> _What to work on_
Retype the data below verbatim; pictures do not belong in the copy.

*** Opening Material provided ***

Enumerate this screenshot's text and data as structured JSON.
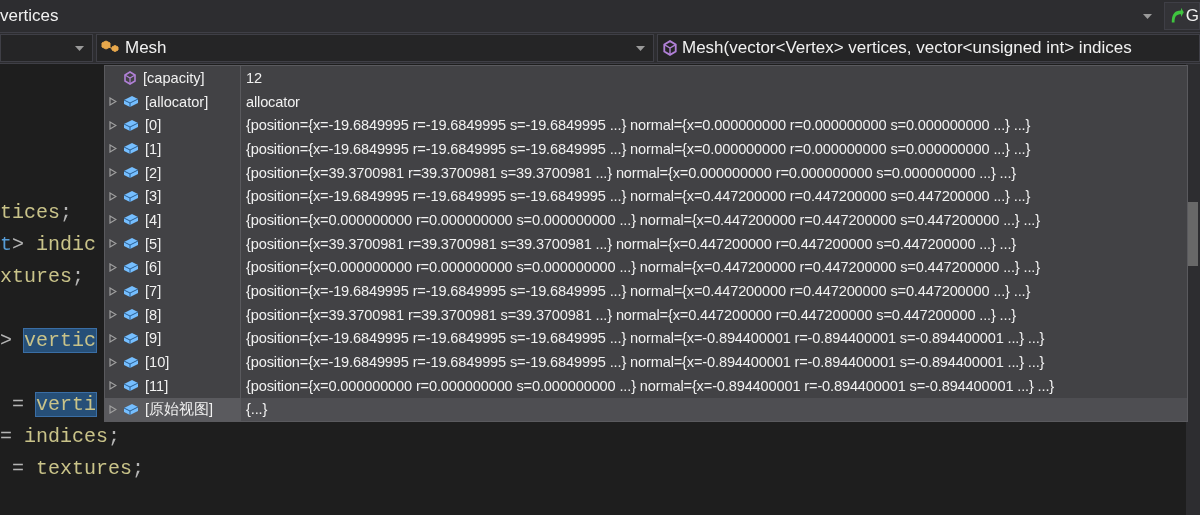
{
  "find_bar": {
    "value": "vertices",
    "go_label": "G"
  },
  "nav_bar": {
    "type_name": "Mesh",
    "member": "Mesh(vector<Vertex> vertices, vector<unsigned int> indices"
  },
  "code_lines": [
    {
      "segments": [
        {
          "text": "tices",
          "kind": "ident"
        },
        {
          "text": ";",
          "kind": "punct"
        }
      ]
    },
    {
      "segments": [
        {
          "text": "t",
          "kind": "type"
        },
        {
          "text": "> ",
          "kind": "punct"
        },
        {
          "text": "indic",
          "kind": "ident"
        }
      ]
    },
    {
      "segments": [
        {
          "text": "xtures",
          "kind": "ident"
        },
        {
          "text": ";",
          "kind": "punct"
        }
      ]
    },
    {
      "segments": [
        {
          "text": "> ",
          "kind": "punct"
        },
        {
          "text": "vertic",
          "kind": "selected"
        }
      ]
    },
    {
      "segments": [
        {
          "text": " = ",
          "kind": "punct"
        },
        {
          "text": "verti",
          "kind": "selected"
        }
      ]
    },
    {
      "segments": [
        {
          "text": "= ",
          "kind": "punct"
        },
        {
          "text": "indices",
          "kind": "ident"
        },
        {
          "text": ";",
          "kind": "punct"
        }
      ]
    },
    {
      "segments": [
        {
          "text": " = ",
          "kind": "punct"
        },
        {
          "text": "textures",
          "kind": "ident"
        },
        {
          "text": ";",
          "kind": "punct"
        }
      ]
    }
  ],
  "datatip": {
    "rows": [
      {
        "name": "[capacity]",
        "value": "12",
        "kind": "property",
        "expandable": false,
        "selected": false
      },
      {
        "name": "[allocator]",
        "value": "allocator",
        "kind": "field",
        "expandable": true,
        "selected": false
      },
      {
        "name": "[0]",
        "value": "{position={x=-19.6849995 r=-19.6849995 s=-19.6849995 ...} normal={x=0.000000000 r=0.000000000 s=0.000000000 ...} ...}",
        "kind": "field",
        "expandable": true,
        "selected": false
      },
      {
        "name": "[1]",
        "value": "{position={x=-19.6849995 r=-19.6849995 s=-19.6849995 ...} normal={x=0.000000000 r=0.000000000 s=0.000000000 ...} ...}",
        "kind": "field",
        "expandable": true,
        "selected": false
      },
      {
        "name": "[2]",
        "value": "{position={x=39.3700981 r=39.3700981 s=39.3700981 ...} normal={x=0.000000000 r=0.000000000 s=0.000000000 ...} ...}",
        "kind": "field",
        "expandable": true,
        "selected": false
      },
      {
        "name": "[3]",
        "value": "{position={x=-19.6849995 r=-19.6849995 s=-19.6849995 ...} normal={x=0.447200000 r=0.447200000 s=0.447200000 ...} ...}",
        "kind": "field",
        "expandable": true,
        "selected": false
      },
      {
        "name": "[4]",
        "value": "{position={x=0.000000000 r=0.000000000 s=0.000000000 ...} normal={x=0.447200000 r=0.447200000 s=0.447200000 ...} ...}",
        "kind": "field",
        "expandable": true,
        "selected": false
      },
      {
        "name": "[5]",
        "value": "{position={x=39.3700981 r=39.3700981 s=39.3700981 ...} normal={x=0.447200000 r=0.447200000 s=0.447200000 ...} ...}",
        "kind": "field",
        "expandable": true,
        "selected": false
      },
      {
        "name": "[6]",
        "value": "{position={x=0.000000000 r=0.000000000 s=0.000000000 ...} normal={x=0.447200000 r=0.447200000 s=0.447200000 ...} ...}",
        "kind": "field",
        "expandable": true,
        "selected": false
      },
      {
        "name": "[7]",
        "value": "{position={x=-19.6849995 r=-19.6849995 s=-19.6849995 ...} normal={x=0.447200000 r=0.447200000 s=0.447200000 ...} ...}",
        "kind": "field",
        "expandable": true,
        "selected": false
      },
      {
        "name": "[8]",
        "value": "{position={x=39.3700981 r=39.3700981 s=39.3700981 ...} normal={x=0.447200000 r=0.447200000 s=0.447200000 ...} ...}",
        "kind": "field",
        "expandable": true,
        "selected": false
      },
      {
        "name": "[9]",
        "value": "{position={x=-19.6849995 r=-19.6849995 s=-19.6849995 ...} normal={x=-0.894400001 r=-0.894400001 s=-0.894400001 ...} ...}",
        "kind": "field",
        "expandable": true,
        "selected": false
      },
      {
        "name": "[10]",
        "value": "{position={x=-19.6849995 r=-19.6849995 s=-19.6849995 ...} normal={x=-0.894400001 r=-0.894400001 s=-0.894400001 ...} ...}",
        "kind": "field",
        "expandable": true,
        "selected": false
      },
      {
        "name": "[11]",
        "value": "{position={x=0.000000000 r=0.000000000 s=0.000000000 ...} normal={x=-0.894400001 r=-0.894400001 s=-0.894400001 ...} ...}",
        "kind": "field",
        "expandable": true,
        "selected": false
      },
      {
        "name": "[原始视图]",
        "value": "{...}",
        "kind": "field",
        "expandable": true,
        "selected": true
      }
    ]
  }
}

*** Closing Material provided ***

> _Answer box_
Enumerate this screenshot's text and data as structured JSON.
{
  "find_bar": {
    "value": "vertices",
    "go_label": "G"
  },
  "nav_bar": {
    "type_name": "Mesh",
    "member": "Mesh(vector<Vertex> vertices, vector<unsigned int> indices"
  },
  "code_lines": [
    {
      "segments": [
        {
          "text": "tices",
          "kind": "ident"
        },
        {
          "text": ";",
          "kind": "punct"
        }
      ]
    },
    {
      "segments": [
        {
          "text": "t",
          "kind": "type"
        },
        {
          "text": "> ",
          "kind": "punct"
        },
        {
          "text": "indic",
          "kind": "ident"
        }
      ]
    },
    {
      "segments": [
        {
          "text": "xtures",
          "kind": "ident"
        },
        {
          "text": ";",
          "kind": "punct"
        }
      ]
    },
    {
      "segments": [
        {
          "text": "> ",
          "kind": "punct"
        },
        {
          "text": "vertic",
          "kind": "selected"
        }
      ]
    },
    {
      "segments": [
        {
          "text": " = ",
          "kind": "punct"
        },
        {
          "text": "verti",
          "kind": "selected"
        }
      ]
    },
    {
      "segments": [
        {
          "text": "= ",
          "kind": "punct"
        },
        {
          "text": "indices",
          "kind": "ident"
        },
        {
          "text": ";",
          "kind": "punct"
        }
      ]
    },
    {
      "segments": [
        {
          "text": " = ",
          "kind": "punct"
        },
        {
          "text": "textures",
          "kind": "ident"
        },
        {
          "text": ";",
          "kind": "punct"
        }
      ]
    }
  ],
  "datatip": {
    "rows": [
      {
        "name": "[capacity]",
        "value": "12",
        "kind": "property",
        "expandable": false,
        "selected": false
      },
      {
        "name": "[allocator]",
        "value": "allocator",
        "kind": "field",
        "expandable": true,
        "selected": false
      },
      {
        "name": "[0]",
        "value": "{position={x=-19.6849995 r=-19.6849995 s=-19.6849995 ...} normal={x=0.000000000 r=0.000000000 s=0.000000000 ...} ...}",
        "kind": "field",
        "expandable": true,
        "selected": false
      },
      {
        "name": "[1]",
        "value": "{position={x=-19.6849995 r=-19.6849995 s=-19.6849995 ...} normal={x=0.000000000 r=0.000000000 s=0.000000000 ...} ...}",
        "kind": "field",
        "expandable": true,
        "selected": false
      },
      {
        "name": "[2]",
        "value": "{position={x=39.3700981 r=39.3700981 s=39.3700981 ...} normal={x=0.000000000 r=0.000000000 s=0.000000000 ...} ...}",
        "kind": "field",
        "expandable": true,
        "selected": false
      },
      {
        "name": "[3]",
        "value": "{position={x=-19.6849995 r=-19.6849995 s=-19.6849995 ...} normal={x=0.447200000 r=0.447200000 s=0.447200000 ...} ...}",
        "kind": "field",
        "expandable": true,
        "selected": false
      },
      {
        "name": "[4]",
        "value": "{position={x=0.000000000 r=0.000000000 s=0.000000000 ...} normal={x=0.447200000 r=0.447200000 s=0.447200000 ...} ...}",
        "kind": "field",
        "expandable": true,
        "selected": false
      },
      {
        "name": "[5]",
        "value": "{position={x=39.3700981 r=39.3700981 s=39.3700981 ...} normal={x=0.447200000 r=0.447200000 s=0.447200000 ...} ...}",
        "kind": "field",
        "expandable": true,
        "selected": false
      },
      {
        "name": "[6]",
        "value": "{position={x=0.000000000 r=0.000000000 s=0.000000000 ...} normal={x=0.447200000 r=0.447200000 s=0.447200000 ...} ...}",
        "kind": "field",
        "expandable": true,
        "selected": false
      },
      {
        "name": "[7]",
        "value": "{position={x=-19.6849995 r=-19.6849995 s=-19.6849995 ...} normal={x=0.447200000 r=0.447200000 s=0.447200000 ...} ...}",
        "kind": "field",
        "expandable": true,
        "selected": false
      },
      {
        "name": "[8]",
        "value": "{position={x=39.3700981 r=39.3700981 s=39.3700981 ...} normal={x=0.447200000 r=0.447200000 s=0.447200000 ...} ...}",
        "kind": "field",
        "expandable": true,
        "selected": false
      },
      {
        "name": "[9]",
        "value": "{position={x=-19.6849995 r=-19.6849995 s=-19.6849995 ...} normal={x=-0.894400001 r=-0.894400001 s=-0.894400001 ...} ...}",
        "kind": "field",
        "expandable": true,
        "selected": false
      },
      {
        "name": "[10]",
        "value": "{position={x=-19.6849995 r=-19.6849995 s=-19.6849995 ...} normal={x=-0.894400001 r=-0.894400001 s=-0.894400001 ...} ...}",
        "kind": "field",
        "expandable": true,
        "selected": false
      },
      {
        "name": "[11]",
        "value": "{position={x=0.000000000 r=0.000000000 s=0.000000000 ...} normal={x=-0.894400001 r=-0.894400001 s=-0.894400001 ...} ...}",
        "kind": "field",
        "expandable": true,
        "selected": false
      },
      {
        "name": "[原始视图]",
        "value": "{...}",
        "kind": "field",
        "expandable": true,
        "selected": true
      }
    ]
  }
}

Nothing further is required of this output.